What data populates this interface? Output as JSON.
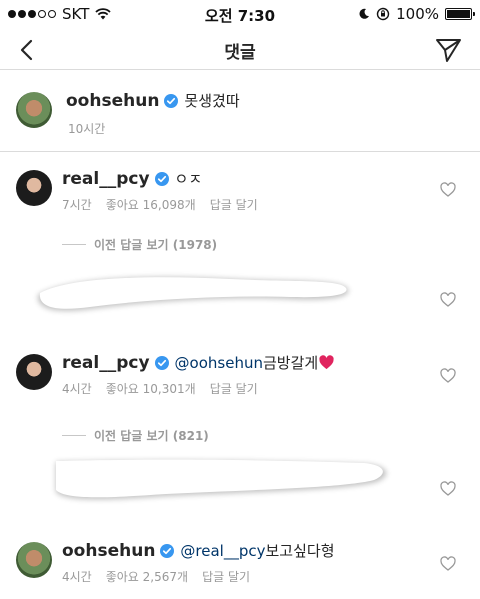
{
  "status_bar": {
    "carrier": "SKT",
    "time": "오전 7:30",
    "battery": "100%"
  },
  "nav": {
    "title": "댓글",
    "back_icon": "chevron-left-icon",
    "send_icon": "paper-plane-icon"
  },
  "caption": {
    "username": "oohsehun",
    "text": "못생겼따",
    "time": "10시간"
  },
  "comments": [
    {
      "username": "real__pcy",
      "text": "ㅇㅈ",
      "time": "7시간",
      "likes": "좋아요 16,098개",
      "reply": "답글 달기",
      "view_replies": "이전 답글 보기 (1978)"
    },
    {
      "username": "real__pcy",
      "mention": "@oohsehun",
      "text": " 금방갈게",
      "time": "4시간",
      "likes": "좋아요 10,301개",
      "reply": "답글 달기",
      "view_replies": "이전 답글 보기 (821)"
    },
    {
      "username": "oohsehun",
      "mention": "@real__pcy",
      "text": "보고싶다형",
      "time": "4시간",
      "likes": "좋아요 2,567개",
      "reply": "답글 달기"
    }
  ],
  "colors": {
    "verified_blue": "#3897f0",
    "mention": "#003569",
    "meta_gray": "#999999",
    "divider": "#dbdbdb",
    "heart_red": "#e0245e"
  }
}
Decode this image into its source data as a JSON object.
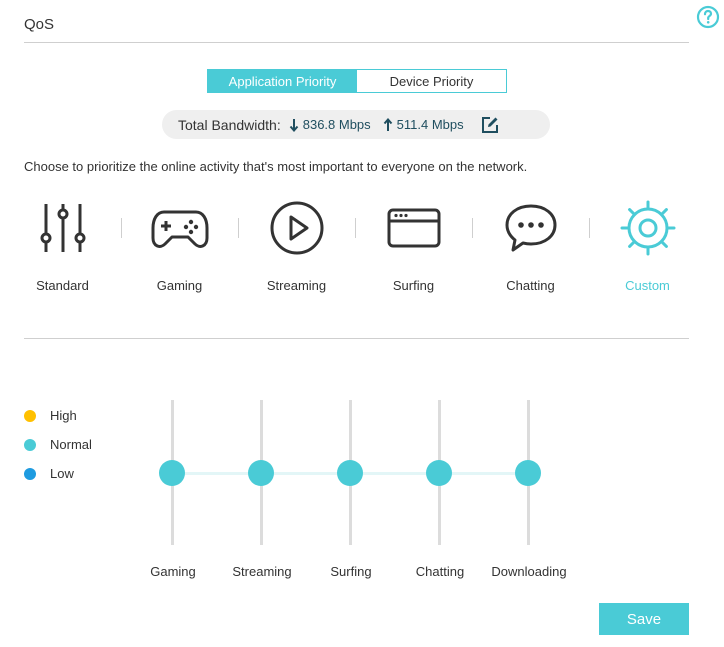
{
  "header": {
    "title": "QoS",
    "help_icon": "question-circle-icon"
  },
  "tabs": [
    {
      "label": "Application Priority",
      "active": true
    },
    {
      "label": "Device Priority",
      "active": false
    }
  ],
  "bandwidth": {
    "label": "Total Bandwidth:",
    "download": "836.8 Mbps",
    "upload": "511.4 Mbps",
    "download_icon": "arrow-down-icon",
    "upload_icon": "arrow-up-icon",
    "edit_icon": "edit-icon"
  },
  "intro_text": "Choose to prioritize the online activity that's most important to everyone on the network.",
  "modes": [
    {
      "label": "Standard",
      "icon": "sliders-icon",
      "selected": false
    },
    {
      "label": "Gaming",
      "icon": "gamepad-icon",
      "selected": false
    },
    {
      "label": "Streaming",
      "icon": "play-circle-icon",
      "selected": false
    },
    {
      "label": "Surfing",
      "icon": "browser-window-icon",
      "selected": false
    },
    {
      "label": "Chatting",
      "icon": "chat-bubble-icon",
      "selected": false
    },
    {
      "label": "Custom",
      "icon": "custom-gear-icon",
      "selected": true
    }
  ],
  "legend": [
    {
      "label": "High",
      "color": "#ffc000"
    },
    {
      "label": "Normal",
      "color": "#4acbd6"
    },
    {
      "label": "Low",
      "color": "#1e9be0"
    }
  ],
  "priorities": [
    {
      "label": "Gaming",
      "level": "Normal"
    },
    {
      "label": "Streaming",
      "level": "Normal"
    },
    {
      "label": "Surfing",
      "level": "Normal"
    },
    {
      "label": "Chatting",
      "level": "Normal"
    },
    {
      "label": "Downloading",
      "level": "Normal"
    }
  ],
  "save_label": "Save",
  "colors": {
    "accent": "#4acbd6",
    "dark_text": "#333333",
    "bandwidth_value": "#1f4e5f"
  }
}
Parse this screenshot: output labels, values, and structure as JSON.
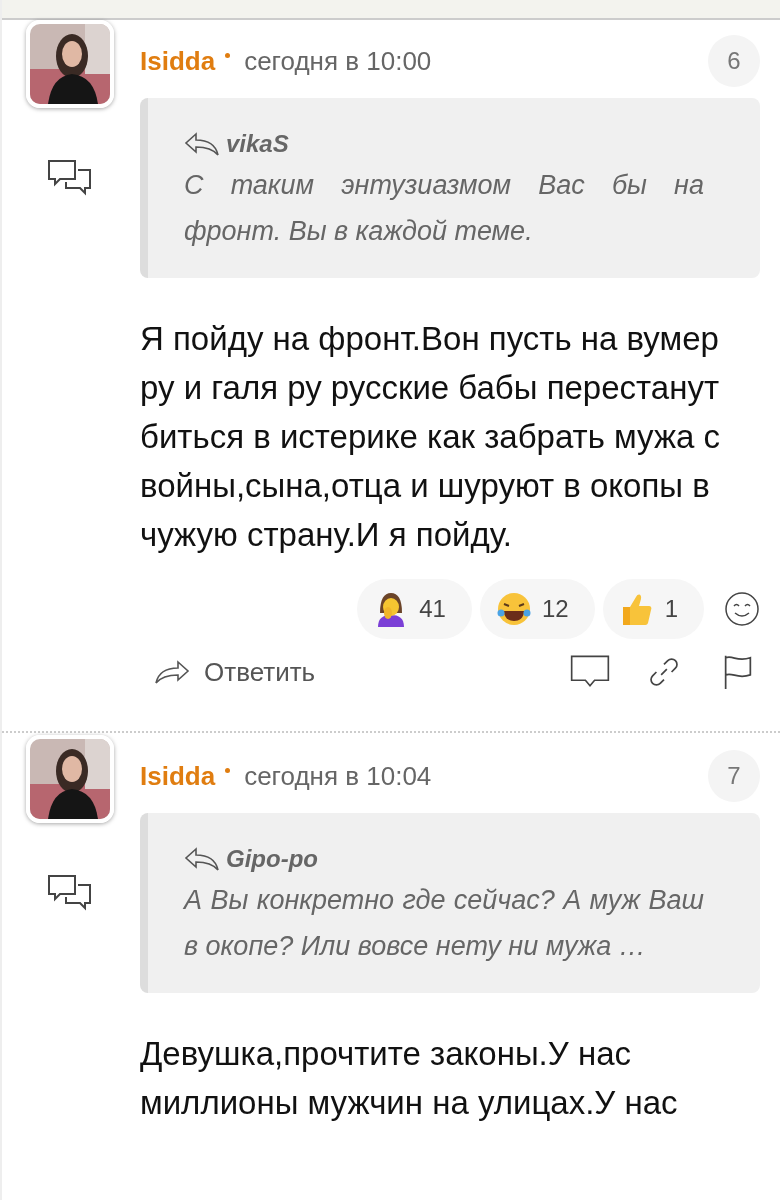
{
  "posts": [
    {
      "author": "Isidda",
      "time": "сегодня в 10:00",
      "number": "6",
      "quote": {
        "author": "vikaS",
        "text": "С таким энтузиазмом Вас бы на фронт. Вы в каждой теме."
      },
      "body": "Я пойду на фронт.Вон пусть на вумер ру и галя ру русские бабы перестанут биться в истерике как забрать мужа с войны,сына,отца и шуруют в окопы в чужую страну.И я пойду.",
      "reactions": [
        {
          "kind": "facepalm",
          "count": "41"
        },
        {
          "kind": "laugh",
          "count": "12"
        },
        {
          "kind": "thumbs-up",
          "count": "1"
        }
      ],
      "reply_label": "Ответить"
    },
    {
      "author": "Isidda",
      "time": "сегодня в 10:04",
      "number": "7",
      "quote": {
        "author": "Gipo-po",
        "text": "А Вы конкретно где сейчас? А муж Ваш в окопе? Или вовсе нету ни мужа …"
      },
      "body": "Девушка,прочтите законы.У нас миллионы мужчин на улицах.У нас"
    }
  ]
}
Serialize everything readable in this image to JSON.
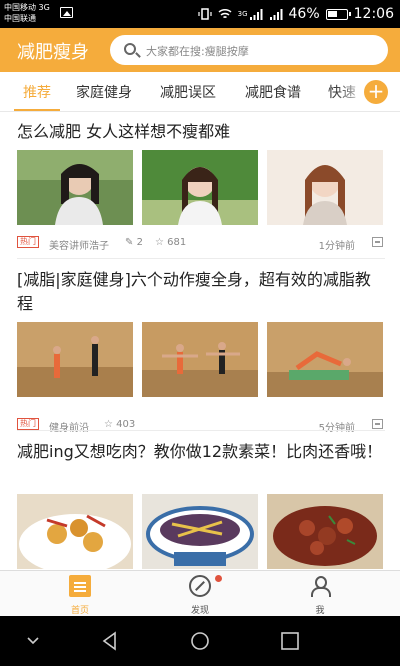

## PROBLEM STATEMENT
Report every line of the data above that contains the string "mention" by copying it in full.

## YOUR RESPONSE
      "mention": "@oohsehun",
      "mention": "@real__pcy",
    "mention": "#003569",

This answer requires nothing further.